• **About this task**: Across the listing below, how many lines include the string "icon"? Reply with the number alone.

(The records)

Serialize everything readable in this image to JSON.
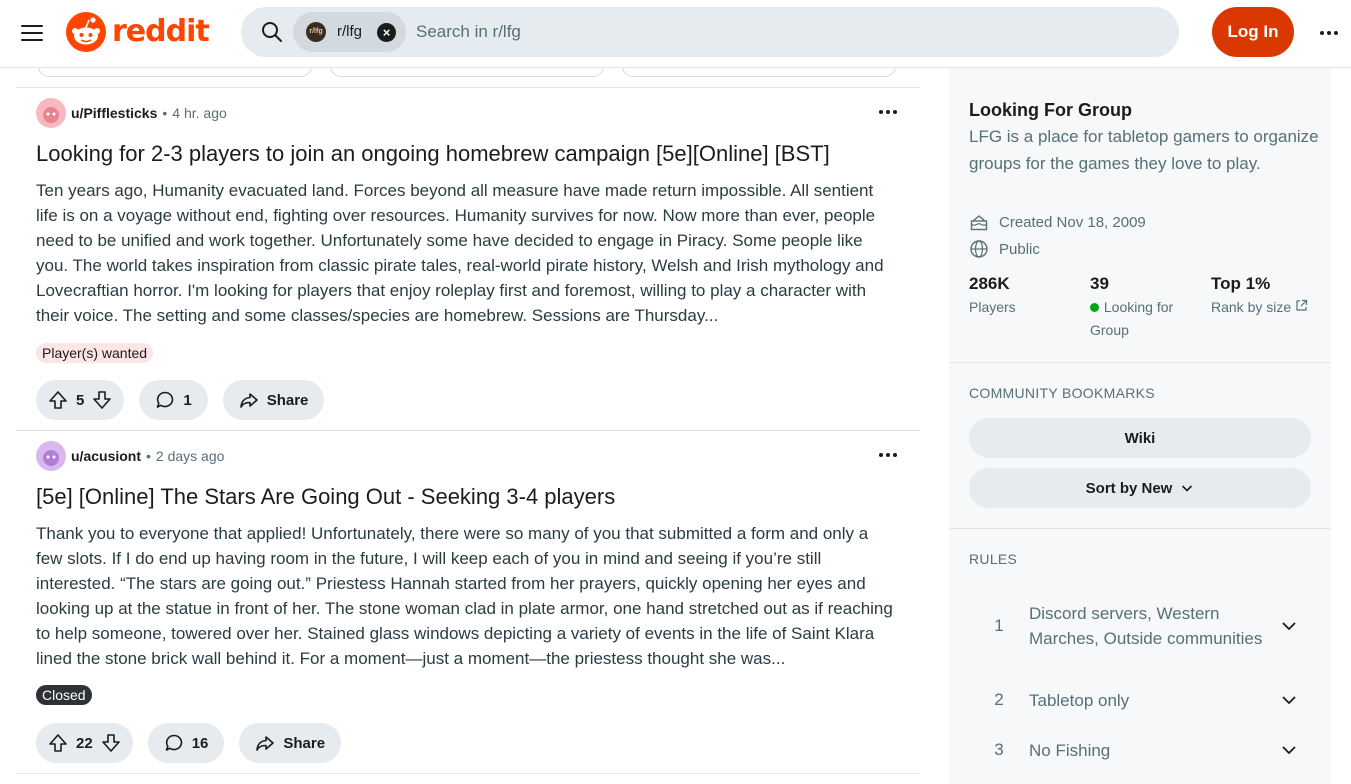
{
  "header": {
    "logo_text": "reddit",
    "search_chip_label": "r/lfg",
    "search_chip_avatar_text": "r/lfg",
    "search_placeholder": "Search in r/lfg",
    "login_label": "Log In"
  },
  "feed": {
    "posts": [
      {
        "author": "u/Pifflesticks",
        "time": "4 hr. ago",
        "title": "Looking for 2-3 players to join an ongoing homebrew campaign [5e][Online] [BST]",
        "body": "Ten years ago, Humanity evacuated land. Forces beyond all measure have made return impossible. All sentient life is on a voyage without end, fighting over resources. Humanity survives for now. Now more than ever, people need to be unified and work together. Unfortunately some have decided to engage in Piracy. Some people like you. The world takes inspiration from classic pirate tales, real-world pirate history, Welsh and Irish mythology and Lovecraftian horror. I'm looking for players that enjoy roleplay first and foremost, willing to play a character with their voice. The setting and some classes/species are homebrew. Sessions are Thursday...",
        "flair": "Player(s) wanted",
        "flair_bg": "#fde4e6",
        "flair_color": "#1c1c1c",
        "votes": "5",
        "comments": "1",
        "share_label": "Share"
      },
      {
        "author": "u/acusiont",
        "time": "2 days ago",
        "title": "[5e] [Online] The Stars Are Going Out - Seeking 3-4 players",
        "body": "Thank you to everyone that applied! Unfortunately, there were so many of you that submitted a form and only a few slots. If I do end up having room in the future, I will keep each of you in mind and seeing if you’re still interested. “The stars are going out.” Priestess Hannah started from her prayers, quickly opening her eyes and looking up at the statue in front of her. The stone woman clad in plate armor, one hand stretched out as if reaching to help someone, towered over her. Stained glass windows depicting a variety of events in the life of Saint Klara lined the stone brick wall behind it. For a moment—just a moment—the priestess thought she was...",
        "flair": "Closed",
        "flair_bg": "#2e3236",
        "flair_color": "#ffffff",
        "votes": "22",
        "comments": "16",
        "share_label": "Share"
      }
    ]
  },
  "sidebar": {
    "title": "Looking For Group",
    "description": "LFG is a place for tabletop gamers to organize groups for the games they love to play.",
    "created": "Created Nov 18, 2009",
    "visibility": "Public",
    "stats": [
      {
        "value": "286K",
        "label": "Players"
      },
      {
        "value": "39",
        "label": "Looking for Group"
      },
      {
        "value": "Top 1%",
        "label": "Rank by size"
      }
    ],
    "bookmarks_heading": "COMMUNITY BOOKMARKS",
    "bookmarks": [
      "Wiki",
      "Sort by New"
    ],
    "rules_heading": "RULES",
    "rules": [
      {
        "num": "1",
        "text": "Discord servers, Western Marches, Outside communities"
      },
      {
        "num": "2",
        "text": "Tabletop only"
      },
      {
        "num": "3",
        "text": "No Fishing"
      }
    ]
  },
  "colors": {
    "brand": "#ff4500",
    "login_bg": "#d93900",
    "online_dot": "#01a816"
  }
}
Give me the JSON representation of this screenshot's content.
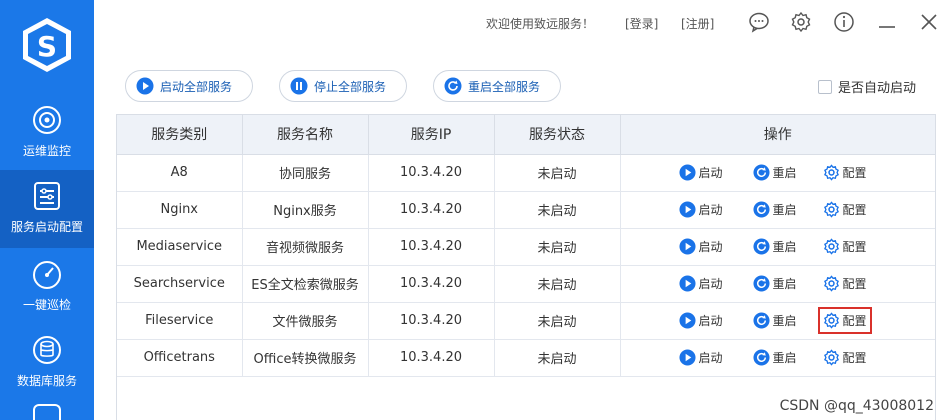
{
  "colors": {
    "sidebar": "#1b78e8",
    "sidebar_active": "#1461c4",
    "accent": "#1a73e8",
    "highlight": "#d9312b"
  },
  "sidebar": {
    "items": [
      {
        "label": "运维监控",
        "icon": "monitor-icon"
      },
      {
        "label": "服务启动配置",
        "icon": "config-icon"
      },
      {
        "label": "一键巡检",
        "icon": "gauge-icon"
      },
      {
        "label": "数据库服务",
        "icon": "database-icon"
      }
    ]
  },
  "header": {
    "welcome": "欢迎使用致远服务！",
    "login": "[登录]",
    "register": "[注册]"
  },
  "toolbar": {
    "start_all": "启动全部服务",
    "stop_all": "停止全部服务",
    "restart_all": "重启全部服务",
    "auto_start": "是否自动启动"
  },
  "table": {
    "headers": [
      "服务类别",
      "服务名称",
      "服务IP",
      "服务状态",
      "操作"
    ],
    "actions": {
      "start": "启动",
      "restart": "重启",
      "config": "配置"
    },
    "rows": [
      {
        "category": "A8",
        "name": "协同服务",
        "ip": "10.3.4.20",
        "status": "未启动"
      },
      {
        "category": "Nginx",
        "name": "Nginx服务",
        "ip": "10.3.4.20",
        "status": "未启动"
      },
      {
        "category": "Mediaservice",
        "name": "音视频微服务",
        "ip": "10.3.4.20",
        "status": "未启动"
      },
      {
        "category": "Searchservice",
        "name": "ES全文检索微服务",
        "ip": "10.3.4.20",
        "status": "未启动"
      },
      {
        "category": "Fileservice",
        "name": "文件微服务",
        "ip": "10.3.4.20",
        "status": "未启动"
      },
      {
        "category": "Officetrans",
        "name": "Office转换微服务",
        "ip": "10.3.4.20",
        "status": "未启动"
      }
    ]
  },
  "watermark": "CSDN @qq_43008012"
}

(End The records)

• **Task result**: 4